[Data for this exercise]:
-- Opening Marker --

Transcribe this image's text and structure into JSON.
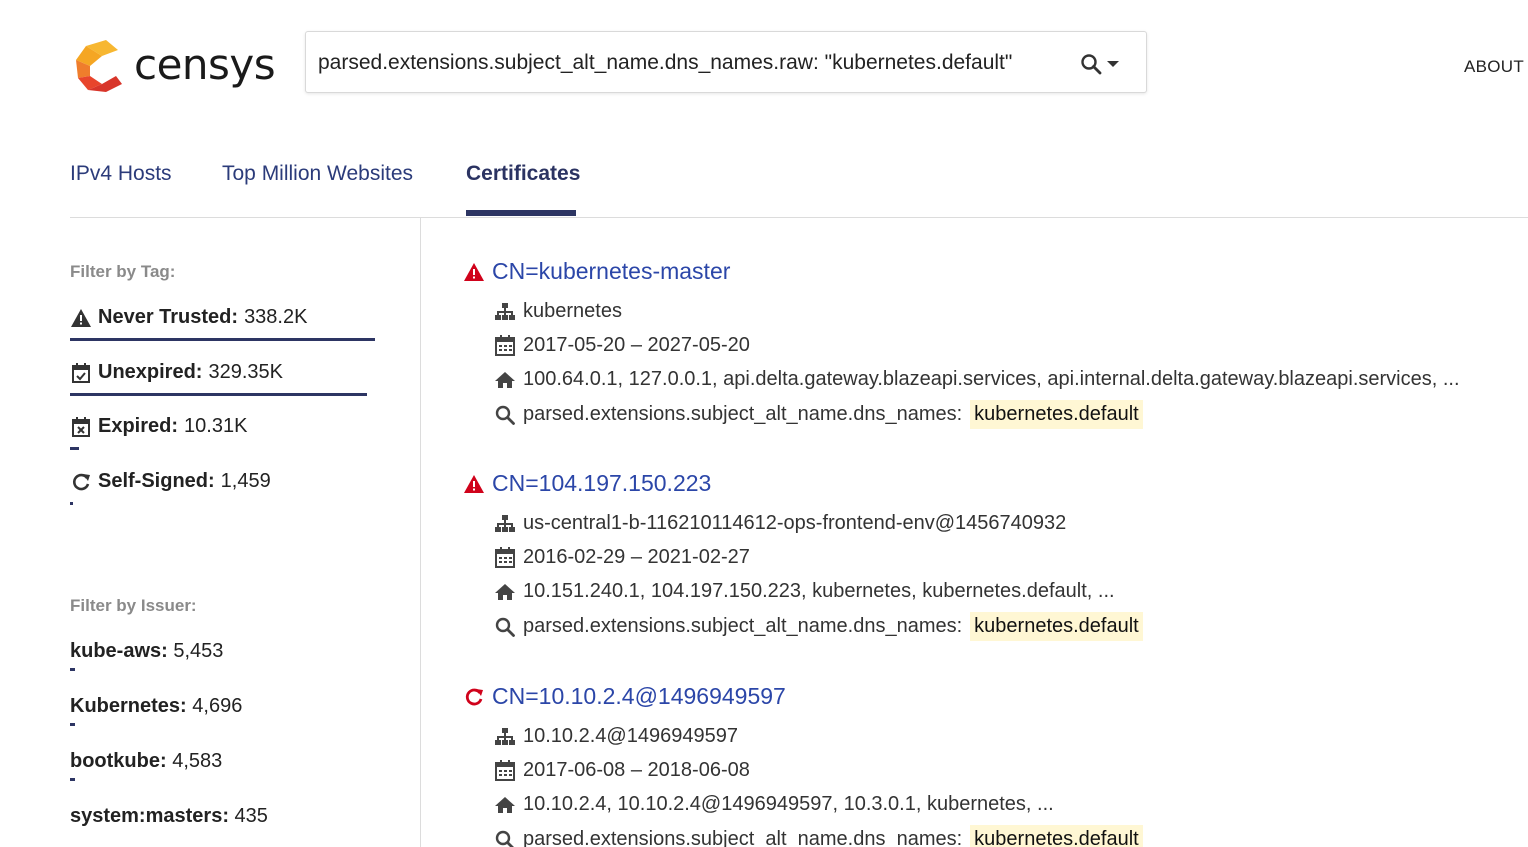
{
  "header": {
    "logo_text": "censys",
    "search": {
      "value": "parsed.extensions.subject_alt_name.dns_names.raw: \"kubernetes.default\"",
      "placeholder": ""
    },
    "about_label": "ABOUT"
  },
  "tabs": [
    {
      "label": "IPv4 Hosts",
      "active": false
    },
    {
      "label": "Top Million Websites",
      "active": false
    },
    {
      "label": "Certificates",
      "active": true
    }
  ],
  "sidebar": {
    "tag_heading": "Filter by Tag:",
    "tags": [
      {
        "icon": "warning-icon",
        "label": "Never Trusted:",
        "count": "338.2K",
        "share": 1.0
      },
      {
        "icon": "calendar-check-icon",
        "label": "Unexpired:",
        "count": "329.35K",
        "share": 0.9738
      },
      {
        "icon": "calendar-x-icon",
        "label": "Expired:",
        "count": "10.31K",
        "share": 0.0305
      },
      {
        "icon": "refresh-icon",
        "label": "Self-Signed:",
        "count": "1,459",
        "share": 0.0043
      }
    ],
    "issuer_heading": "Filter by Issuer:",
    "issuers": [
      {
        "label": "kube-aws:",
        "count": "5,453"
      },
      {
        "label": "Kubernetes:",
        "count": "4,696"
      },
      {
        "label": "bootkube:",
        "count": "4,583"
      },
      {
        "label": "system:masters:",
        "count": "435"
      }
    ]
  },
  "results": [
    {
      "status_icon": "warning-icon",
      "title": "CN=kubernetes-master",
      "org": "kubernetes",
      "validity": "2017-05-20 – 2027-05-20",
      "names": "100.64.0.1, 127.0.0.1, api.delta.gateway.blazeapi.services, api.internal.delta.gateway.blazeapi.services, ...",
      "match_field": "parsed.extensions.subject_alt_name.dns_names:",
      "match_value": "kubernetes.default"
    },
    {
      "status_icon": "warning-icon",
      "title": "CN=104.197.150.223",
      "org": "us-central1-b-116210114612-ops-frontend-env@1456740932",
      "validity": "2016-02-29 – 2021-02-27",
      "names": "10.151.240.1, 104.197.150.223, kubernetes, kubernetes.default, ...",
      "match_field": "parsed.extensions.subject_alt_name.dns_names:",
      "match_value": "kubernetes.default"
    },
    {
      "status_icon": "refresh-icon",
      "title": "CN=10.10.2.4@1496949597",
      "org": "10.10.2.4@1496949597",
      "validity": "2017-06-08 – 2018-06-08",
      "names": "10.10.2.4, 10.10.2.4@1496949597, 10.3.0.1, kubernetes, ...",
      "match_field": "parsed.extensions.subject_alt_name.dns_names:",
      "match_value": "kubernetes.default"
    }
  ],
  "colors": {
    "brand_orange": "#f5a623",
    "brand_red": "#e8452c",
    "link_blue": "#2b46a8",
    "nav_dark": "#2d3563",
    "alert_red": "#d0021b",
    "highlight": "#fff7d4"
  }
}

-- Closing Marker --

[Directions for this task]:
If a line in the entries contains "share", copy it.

[Exercise response]:
        "share": 1.0
        "share": 0.9738
        "share": 0.0305
        "share": 0.0043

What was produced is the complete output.